The Japanese beetles are not considered a major pest in places such as their native Japan and Korea. The main reason for this is that there are a few natural controls in place. These include:
• A bacterial disease referred to as milky spore, that infects and kills the grubs
• Microscopic worm that gobbles the grubs
• An intestinal parasite commonly referred to as gregarine which attacks the grubs
All these controls were introduced in the U.S. several years ago and have kept the beetle in check. Unfortunately, on small-scale basis, natural control hasn’t been very effective because adult beetles are able to easily fly into and out of the treated areas. Moreover, natural controls are effective only on grubs and not adults beetles.
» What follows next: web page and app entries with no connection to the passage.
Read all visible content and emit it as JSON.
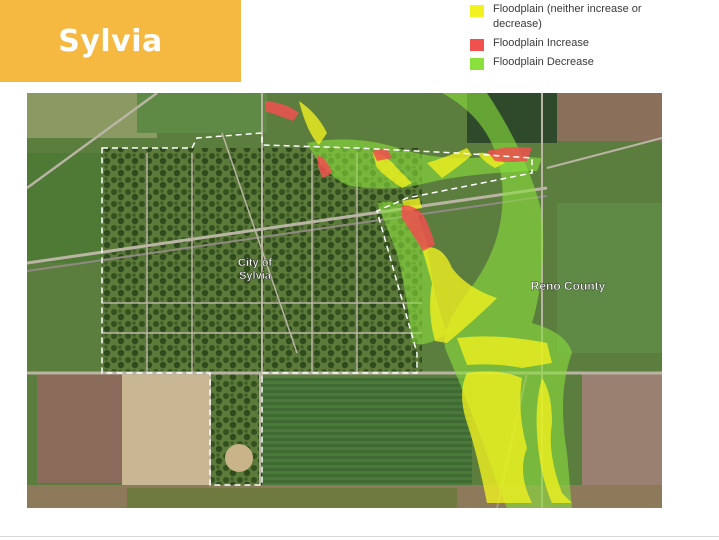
{
  "title": "Sylvia",
  "colors": {
    "title_bg": "#f5b942",
    "neither": "#f2f21f",
    "increase": "#f0504e",
    "decrease": "#8be03e"
  },
  "legend": {
    "items": [
      {
        "key": "neither",
        "label": "Floodplain (neither increase or decrease)",
        "color": "#f2f21f"
      },
      {
        "key": "increase",
        "label": "Floodplain Increase",
        "color": "#f0504e"
      },
      {
        "key": "decrease",
        "label": "Floodplain Decrease",
        "color": "#8be03e"
      }
    ]
  },
  "map": {
    "labels": {
      "city": [
        "City of",
        "Sylvia"
      ],
      "county": "Reno County"
    }
  }
}
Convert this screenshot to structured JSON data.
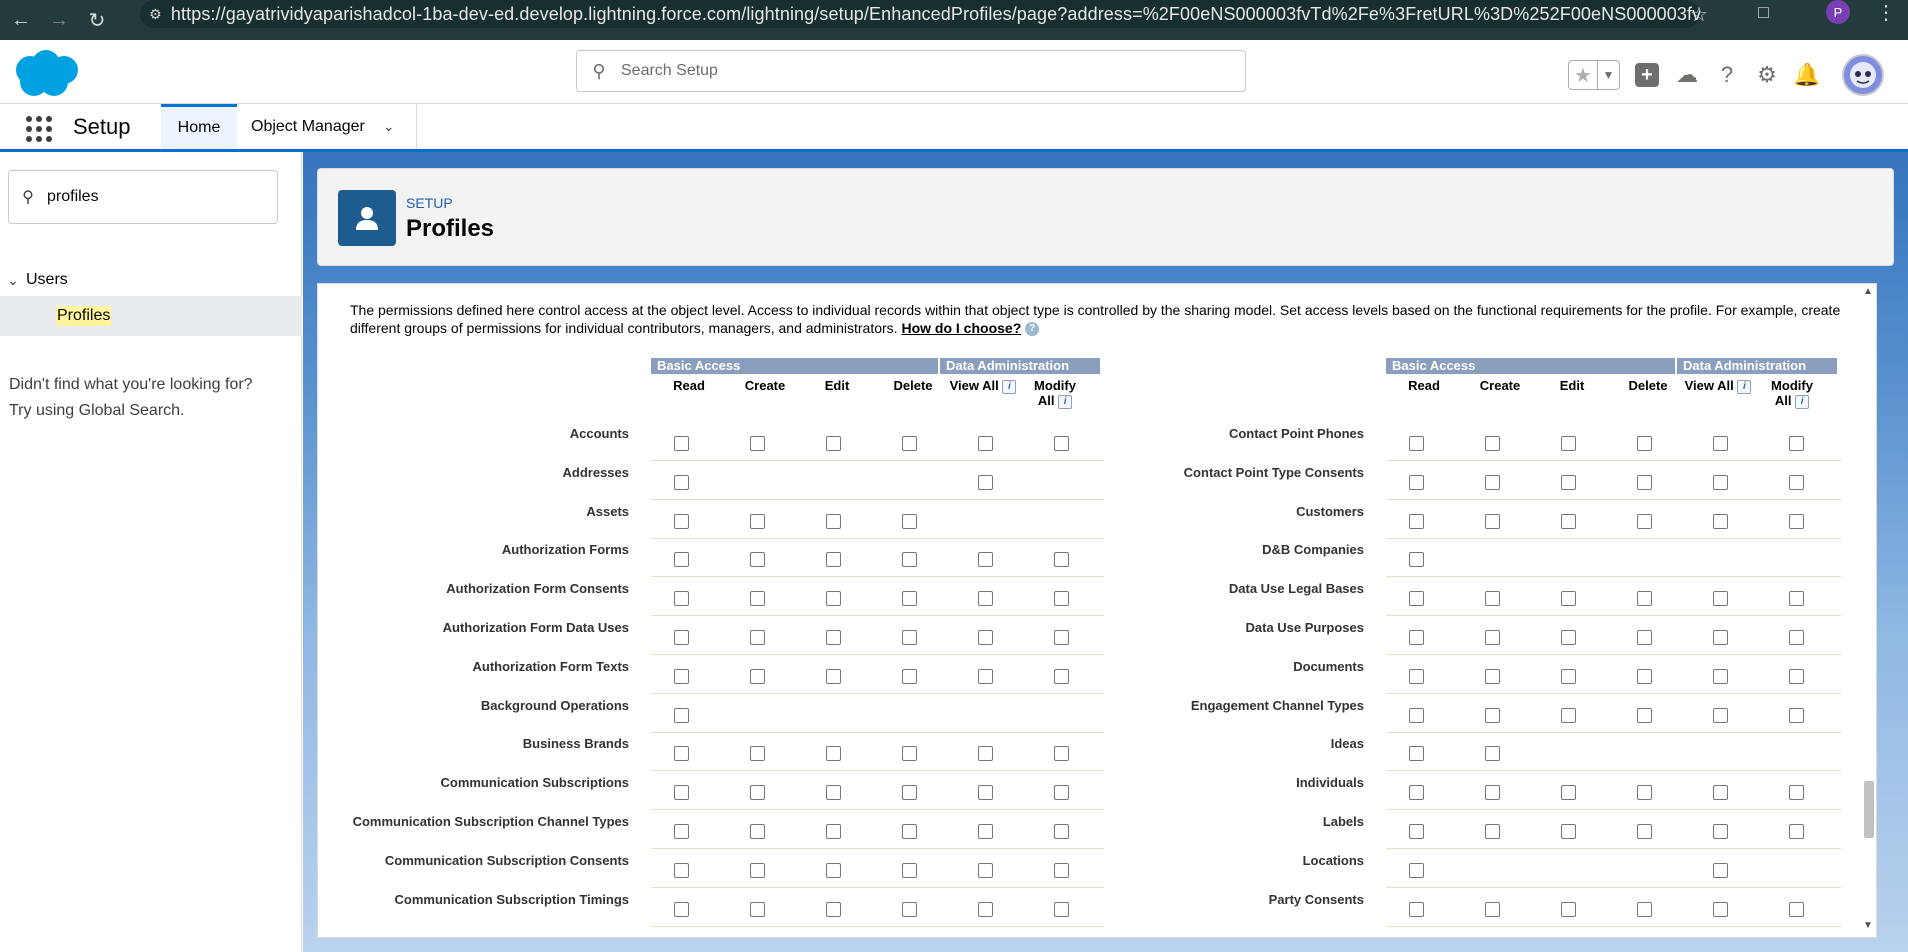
{
  "browser": {
    "url": "https://gayatrividyaparishadcol-1ba-dev-ed.develop.lightning.force.com/lightning/setup/EnhancedProfiles/page?address=%2F00eNS000003fvTd%2Fe%3FretURL%3D%252F00eNS000003fvTd%...",
    "profile_initial": "P"
  },
  "header": {
    "search_placeholder": "Search Setup"
  },
  "nav": {
    "app_name": "Setup",
    "tab_home": "Home",
    "tab_object_manager": "Object Manager"
  },
  "sidebar": {
    "quickfind_value": "profiles",
    "tree_users": "Users",
    "tree_profiles": "Profiles",
    "notfound_line1": "Didn't find what you're looking for?",
    "notfound_line2": "Try using Global Search."
  },
  "page": {
    "eyebrow": "SETUP",
    "title": "Profiles",
    "description": "The permissions defined here control access at the object level. Access to individual records within that object type is controlled by the sharing model. Set access levels based on the functional requirements for the profile. For example, create different groups of permissions for individual contributors, managers, and administrators.",
    "how_link": "How do I choose?"
  },
  "table": {
    "group_basic": "Basic Access",
    "group_admin": "Data Administration",
    "col_read": "Read",
    "col_create": "Create",
    "col_edit": "Edit",
    "col_delete": "Delete",
    "col_viewall": "View All",
    "col_modifyall": "Modify All",
    "left_rows": [
      {
        "label": "Accounts",
        "cols": [
          1,
          1,
          1,
          1,
          1,
          1
        ]
      },
      {
        "label": "Addresses",
        "cols": [
          1,
          0,
          0,
          0,
          1,
          0
        ]
      },
      {
        "label": "Assets",
        "cols": [
          1,
          1,
          1,
          1,
          0,
          0
        ]
      },
      {
        "label": "Authorization Forms",
        "cols": [
          1,
          1,
          1,
          1,
          1,
          1
        ]
      },
      {
        "label": "Authorization Form Consents",
        "cols": [
          1,
          1,
          1,
          1,
          1,
          1
        ]
      },
      {
        "label": "Authorization Form Data Uses",
        "cols": [
          1,
          1,
          1,
          1,
          1,
          1
        ]
      },
      {
        "label": "Authorization Form Texts",
        "cols": [
          1,
          1,
          1,
          1,
          1,
          1
        ]
      },
      {
        "label": "Background Operations",
        "cols": [
          1,
          0,
          0,
          0,
          0,
          0
        ]
      },
      {
        "label": "Business Brands",
        "cols": [
          1,
          1,
          1,
          1,
          1,
          1
        ]
      },
      {
        "label": "Communication Subscriptions",
        "cols": [
          1,
          1,
          1,
          1,
          1,
          1
        ]
      },
      {
        "label": "Communication Subscription Channel Types",
        "cols": [
          1,
          1,
          1,
          1,
          1,
          1
        ]
      },
      {
        "label": "Communication Subscription Consents",
        "cols": [
          1,
          1,
          1,
          1,
          1,
          1
        ]
      },
      {
        "label": "Communication Subscription Timings",
        "cols": [
          1,
          1,
          1,
          1,
          1,
          1
        ]
      }
    ],
    "right_rows": [
      {
        "label": "Contact Point Phones",
        "cols": [
          1,
          1,
          1,
          1,
          1,
          1
        ]
      },
      {
        "label": "Contact Point Type Consents",
        "cols": [
          1,
          1,
          1,
          1,
          1,
          1
        ]
      },
      {
        "label": "Customers",
        "cols": [
          1,
          1,
          1,
          1,
          1,
          1
        ]
      },
      {
        "label": "D&B Companies",
        "cols": [
          1,
          0,
          0,
          0,
          0,
          0
        ]
      },
      {
        "label": "Data Use Legal Bases",
        "cols": [
          1,
          1,
          1,
          1,
          1,
          1
        ]
      },
      {
        "label": "Data Use Purposes",
        "cols": [
          1,
          1,
          1,
          1,
          1,
          1
        ]
      },
      {
        "label": "Documents",
        "cols": [
          1,
          1,
          1,
          1,
          1,
          1
        ]
      },
      {
        "label": "Engagement Channel Types",
        "cols": [
          1,
          1,
          1,
          1,
          1,
          1
        ]
      },
      {
        "label": "Ideas",
        "cols": [
          1,
          1,
          0,
          0,
          0,
          0
        ]
      },
      {
        "label": "Individuals",
        "cols": [
          1,
          1,
          1,
          1,
          1,
          1
        ]
      },
      {
        "label": "Labels",
        "cols": [
          1,
          1,
          1,
          1,
          1,
          1
        ]
      },
      {
        "label": "Locations",
        "cols": [
          1,
          0,
          0,
          0,
          1,
          0
        ]
      },
      {
        "label": "Party Consents",
        "cols": [
          1,
          1,
          1,
          1,
          1,
          1
        ]
      }
    ]
  },
  "colors": {
    "brand_blue": "#0176d3",
    "group_header": "#8a9ebe",
    "browser_bar": "#233b3a"
  }
}
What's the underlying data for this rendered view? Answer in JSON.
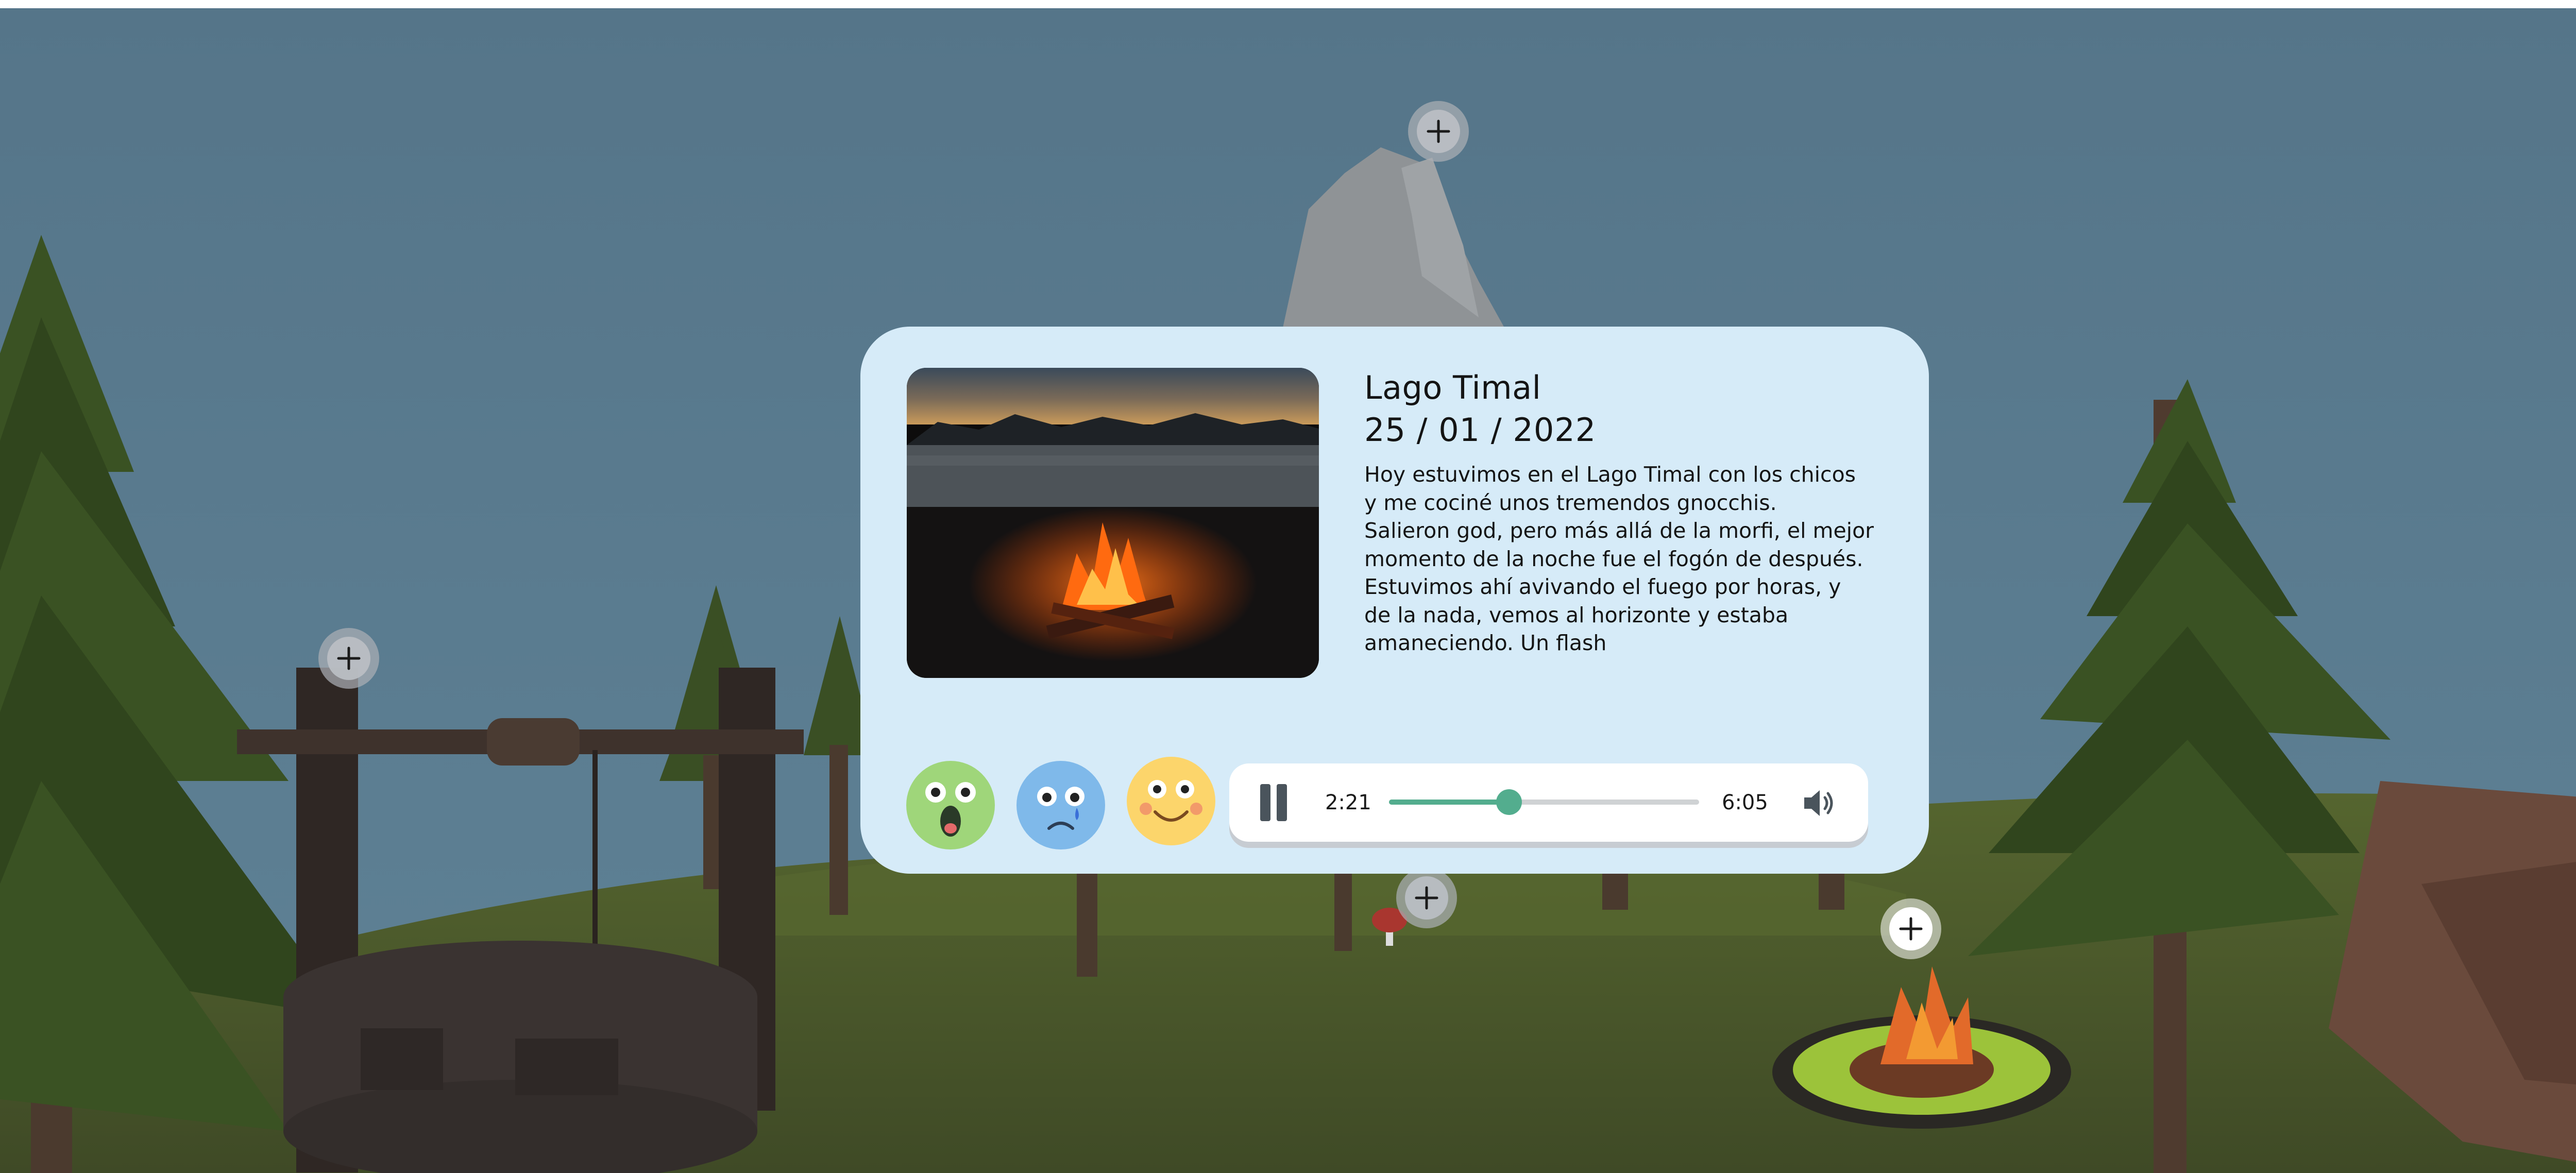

It is quite hard to control adult Japanese beetles with chemical sprays. Furthermore, these products also eradicate beneficial insects such as bees. Rose fertilizers with systematic insecticides also have no effect because individual beetles actually consume very little. Simply irrigate and fertilizer your vegetation to prevent grubs from damaging your lawn.
All in all, when it comes to controlling Japanese beetles, you actually have a number of options, each of them offering differing degrees of effectiveness. In good gardens, pests are controlled either naturally or chemically. These two approaches are effective, simple and safe. Simply put, defeat your enemy before he actually defeats you!
If you need pest control products for your garden at home, visit one of the reputable Queens garden centers and let the experts there guide you further.